Data entries
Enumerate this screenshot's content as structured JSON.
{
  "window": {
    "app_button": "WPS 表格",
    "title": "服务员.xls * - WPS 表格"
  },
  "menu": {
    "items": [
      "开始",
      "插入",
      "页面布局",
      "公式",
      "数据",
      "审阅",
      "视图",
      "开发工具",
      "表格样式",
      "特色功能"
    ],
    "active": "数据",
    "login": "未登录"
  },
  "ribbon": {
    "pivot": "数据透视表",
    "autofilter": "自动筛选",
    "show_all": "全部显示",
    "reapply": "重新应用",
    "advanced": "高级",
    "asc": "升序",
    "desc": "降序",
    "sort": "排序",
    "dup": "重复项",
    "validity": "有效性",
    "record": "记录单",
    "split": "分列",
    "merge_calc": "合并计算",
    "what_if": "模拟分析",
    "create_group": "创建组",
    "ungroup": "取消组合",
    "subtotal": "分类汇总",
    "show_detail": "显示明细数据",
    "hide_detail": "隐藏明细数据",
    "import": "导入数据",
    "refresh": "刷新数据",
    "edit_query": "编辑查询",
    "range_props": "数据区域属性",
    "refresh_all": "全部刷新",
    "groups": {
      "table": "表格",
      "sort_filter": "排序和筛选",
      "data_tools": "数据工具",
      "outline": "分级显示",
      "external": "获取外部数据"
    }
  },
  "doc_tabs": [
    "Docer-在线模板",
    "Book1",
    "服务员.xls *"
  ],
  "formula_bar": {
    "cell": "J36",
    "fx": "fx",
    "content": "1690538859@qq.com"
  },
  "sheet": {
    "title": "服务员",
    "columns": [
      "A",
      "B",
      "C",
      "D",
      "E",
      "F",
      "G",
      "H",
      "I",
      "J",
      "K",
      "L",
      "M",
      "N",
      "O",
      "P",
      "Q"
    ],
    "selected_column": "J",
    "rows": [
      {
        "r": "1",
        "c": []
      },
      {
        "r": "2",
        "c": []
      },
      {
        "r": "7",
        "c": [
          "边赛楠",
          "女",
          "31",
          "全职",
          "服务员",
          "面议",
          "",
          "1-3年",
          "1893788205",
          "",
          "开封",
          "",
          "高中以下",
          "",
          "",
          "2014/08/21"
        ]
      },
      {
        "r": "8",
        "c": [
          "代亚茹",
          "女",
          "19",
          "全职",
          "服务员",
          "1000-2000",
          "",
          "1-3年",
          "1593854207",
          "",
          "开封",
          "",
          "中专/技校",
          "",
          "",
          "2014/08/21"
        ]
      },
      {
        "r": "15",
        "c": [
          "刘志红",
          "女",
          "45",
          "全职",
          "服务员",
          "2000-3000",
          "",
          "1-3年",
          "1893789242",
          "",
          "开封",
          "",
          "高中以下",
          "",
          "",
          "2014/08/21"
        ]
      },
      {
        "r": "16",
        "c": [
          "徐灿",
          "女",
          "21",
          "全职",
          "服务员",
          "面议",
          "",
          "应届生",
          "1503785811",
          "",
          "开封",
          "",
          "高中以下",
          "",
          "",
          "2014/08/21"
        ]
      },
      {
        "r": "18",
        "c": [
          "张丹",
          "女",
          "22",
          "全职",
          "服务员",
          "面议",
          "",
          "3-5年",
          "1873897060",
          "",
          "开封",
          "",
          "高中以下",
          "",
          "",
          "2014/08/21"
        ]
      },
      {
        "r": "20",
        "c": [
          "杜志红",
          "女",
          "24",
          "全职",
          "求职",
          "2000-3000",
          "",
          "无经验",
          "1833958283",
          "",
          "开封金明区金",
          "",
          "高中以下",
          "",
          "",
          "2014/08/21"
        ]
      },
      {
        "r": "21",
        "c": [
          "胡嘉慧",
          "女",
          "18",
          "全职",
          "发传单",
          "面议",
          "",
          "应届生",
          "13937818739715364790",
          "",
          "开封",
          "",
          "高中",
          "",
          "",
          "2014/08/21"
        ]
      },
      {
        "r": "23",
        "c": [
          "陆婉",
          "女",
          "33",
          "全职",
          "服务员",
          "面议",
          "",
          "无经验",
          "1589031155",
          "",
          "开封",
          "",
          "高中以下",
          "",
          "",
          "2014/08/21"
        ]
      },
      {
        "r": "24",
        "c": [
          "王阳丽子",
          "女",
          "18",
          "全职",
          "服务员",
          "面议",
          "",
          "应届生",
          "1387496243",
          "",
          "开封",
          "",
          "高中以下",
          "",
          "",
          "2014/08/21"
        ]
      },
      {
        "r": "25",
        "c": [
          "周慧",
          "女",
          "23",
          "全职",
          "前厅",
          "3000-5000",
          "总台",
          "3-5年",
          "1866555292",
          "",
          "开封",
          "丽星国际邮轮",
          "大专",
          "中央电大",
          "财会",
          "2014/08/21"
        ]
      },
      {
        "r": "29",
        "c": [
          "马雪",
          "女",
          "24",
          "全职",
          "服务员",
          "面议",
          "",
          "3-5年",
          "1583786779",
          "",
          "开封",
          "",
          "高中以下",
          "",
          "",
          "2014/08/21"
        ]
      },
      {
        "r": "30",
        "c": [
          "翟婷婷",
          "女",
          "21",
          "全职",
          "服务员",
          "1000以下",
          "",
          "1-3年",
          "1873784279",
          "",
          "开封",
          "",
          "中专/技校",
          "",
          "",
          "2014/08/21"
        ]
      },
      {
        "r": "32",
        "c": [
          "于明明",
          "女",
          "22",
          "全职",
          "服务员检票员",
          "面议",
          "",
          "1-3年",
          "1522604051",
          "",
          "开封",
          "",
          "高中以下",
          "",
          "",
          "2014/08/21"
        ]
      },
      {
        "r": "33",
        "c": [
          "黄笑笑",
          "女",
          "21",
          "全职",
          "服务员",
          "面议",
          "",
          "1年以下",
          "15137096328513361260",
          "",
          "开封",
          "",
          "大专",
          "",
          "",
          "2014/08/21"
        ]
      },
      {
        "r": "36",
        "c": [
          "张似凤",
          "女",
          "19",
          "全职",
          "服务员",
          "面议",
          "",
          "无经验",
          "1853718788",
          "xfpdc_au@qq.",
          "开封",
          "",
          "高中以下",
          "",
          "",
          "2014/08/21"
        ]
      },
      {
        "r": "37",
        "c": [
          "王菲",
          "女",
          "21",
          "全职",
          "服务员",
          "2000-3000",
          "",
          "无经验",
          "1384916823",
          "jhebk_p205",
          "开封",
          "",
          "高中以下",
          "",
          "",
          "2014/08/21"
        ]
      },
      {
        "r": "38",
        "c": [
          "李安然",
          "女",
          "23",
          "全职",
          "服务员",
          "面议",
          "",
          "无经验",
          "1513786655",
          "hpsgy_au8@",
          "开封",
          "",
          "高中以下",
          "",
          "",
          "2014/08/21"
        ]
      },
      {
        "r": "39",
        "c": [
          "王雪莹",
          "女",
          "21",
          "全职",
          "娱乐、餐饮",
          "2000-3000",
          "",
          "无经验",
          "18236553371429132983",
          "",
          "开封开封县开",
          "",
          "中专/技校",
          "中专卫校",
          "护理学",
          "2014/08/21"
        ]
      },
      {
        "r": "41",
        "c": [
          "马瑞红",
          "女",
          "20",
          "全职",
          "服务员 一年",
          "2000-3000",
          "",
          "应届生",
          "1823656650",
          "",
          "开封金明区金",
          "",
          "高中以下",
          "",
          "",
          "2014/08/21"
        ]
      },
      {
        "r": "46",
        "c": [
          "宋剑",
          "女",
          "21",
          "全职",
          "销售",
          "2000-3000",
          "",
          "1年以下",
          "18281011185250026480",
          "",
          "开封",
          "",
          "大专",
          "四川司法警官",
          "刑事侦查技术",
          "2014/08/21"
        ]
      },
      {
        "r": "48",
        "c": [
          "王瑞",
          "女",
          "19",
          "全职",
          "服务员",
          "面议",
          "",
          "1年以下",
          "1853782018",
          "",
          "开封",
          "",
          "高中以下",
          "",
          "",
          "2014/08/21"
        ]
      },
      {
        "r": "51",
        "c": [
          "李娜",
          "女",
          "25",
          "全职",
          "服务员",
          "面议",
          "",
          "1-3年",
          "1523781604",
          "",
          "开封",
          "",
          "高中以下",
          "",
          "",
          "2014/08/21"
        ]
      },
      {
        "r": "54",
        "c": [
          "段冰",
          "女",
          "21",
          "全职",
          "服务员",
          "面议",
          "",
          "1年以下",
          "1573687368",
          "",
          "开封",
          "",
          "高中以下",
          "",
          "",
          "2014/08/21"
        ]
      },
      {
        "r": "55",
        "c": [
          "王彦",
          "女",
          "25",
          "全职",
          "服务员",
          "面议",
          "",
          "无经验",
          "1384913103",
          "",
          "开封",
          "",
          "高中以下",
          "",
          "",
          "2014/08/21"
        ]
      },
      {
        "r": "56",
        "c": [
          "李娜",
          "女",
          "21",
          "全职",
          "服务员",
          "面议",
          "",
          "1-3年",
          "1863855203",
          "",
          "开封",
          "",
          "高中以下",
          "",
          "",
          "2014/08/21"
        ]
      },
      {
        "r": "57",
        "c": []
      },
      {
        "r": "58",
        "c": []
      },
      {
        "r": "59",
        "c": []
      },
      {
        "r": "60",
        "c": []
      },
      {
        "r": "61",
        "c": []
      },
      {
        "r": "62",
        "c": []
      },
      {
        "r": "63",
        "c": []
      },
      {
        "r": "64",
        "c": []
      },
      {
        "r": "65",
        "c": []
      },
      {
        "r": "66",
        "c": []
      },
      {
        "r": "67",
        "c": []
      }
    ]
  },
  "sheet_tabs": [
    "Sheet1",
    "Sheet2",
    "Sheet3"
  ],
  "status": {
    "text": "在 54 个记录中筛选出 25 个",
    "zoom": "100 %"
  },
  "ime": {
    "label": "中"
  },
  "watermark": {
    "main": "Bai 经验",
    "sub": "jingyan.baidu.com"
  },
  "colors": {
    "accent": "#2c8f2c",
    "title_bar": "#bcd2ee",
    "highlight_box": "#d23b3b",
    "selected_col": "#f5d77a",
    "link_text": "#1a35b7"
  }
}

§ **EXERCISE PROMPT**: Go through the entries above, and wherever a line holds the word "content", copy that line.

§ **SOLVED EXERCISE**:
Enumerate this screenshot's content as structured JSON.
    "content": "1690538859@qq.com"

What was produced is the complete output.